## EXERCISE
Look through the material below. Copy each line that contains the string "Seleccione".

----- STORED DATA

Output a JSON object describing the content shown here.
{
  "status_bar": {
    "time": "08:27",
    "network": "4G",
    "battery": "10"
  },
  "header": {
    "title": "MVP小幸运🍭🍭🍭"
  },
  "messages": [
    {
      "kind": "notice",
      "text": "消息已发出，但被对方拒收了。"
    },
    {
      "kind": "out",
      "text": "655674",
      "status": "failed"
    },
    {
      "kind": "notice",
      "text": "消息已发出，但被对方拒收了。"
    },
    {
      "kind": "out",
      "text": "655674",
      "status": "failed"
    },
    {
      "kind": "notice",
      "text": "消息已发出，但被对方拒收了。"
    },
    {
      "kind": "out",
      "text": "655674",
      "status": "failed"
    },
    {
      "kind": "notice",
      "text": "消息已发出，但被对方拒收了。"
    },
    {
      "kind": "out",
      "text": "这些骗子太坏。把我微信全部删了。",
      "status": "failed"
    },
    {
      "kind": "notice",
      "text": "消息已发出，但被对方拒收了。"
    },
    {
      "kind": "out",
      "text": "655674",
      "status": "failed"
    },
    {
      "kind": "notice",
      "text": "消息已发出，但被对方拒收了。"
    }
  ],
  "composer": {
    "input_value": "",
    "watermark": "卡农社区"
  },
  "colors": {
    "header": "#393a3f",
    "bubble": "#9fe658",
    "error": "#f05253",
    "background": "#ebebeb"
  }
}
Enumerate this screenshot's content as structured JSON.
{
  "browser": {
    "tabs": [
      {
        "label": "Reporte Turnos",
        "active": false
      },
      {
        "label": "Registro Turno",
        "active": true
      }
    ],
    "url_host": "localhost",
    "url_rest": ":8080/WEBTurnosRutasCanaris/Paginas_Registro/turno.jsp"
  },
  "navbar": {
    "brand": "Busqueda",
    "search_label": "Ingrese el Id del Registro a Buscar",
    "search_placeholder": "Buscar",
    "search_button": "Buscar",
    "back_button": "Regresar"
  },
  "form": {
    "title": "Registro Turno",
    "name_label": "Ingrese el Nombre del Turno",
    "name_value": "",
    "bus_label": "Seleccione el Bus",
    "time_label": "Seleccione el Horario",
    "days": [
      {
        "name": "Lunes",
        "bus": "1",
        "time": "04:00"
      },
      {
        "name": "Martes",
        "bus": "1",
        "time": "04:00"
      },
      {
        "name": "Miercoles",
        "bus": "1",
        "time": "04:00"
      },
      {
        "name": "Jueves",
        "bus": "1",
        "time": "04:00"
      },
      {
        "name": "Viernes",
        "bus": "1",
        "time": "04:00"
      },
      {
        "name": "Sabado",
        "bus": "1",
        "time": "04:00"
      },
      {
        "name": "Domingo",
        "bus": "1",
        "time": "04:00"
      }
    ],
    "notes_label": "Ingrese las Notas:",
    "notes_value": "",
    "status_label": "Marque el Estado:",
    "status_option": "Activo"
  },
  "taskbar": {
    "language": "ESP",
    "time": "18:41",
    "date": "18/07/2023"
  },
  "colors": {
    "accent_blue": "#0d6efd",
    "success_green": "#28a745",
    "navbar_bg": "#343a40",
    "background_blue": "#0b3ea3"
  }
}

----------

## TASK RESPONSE
    "bus_label": "Seleccione el Bus",
    "time_label": "Seleccione el Horario",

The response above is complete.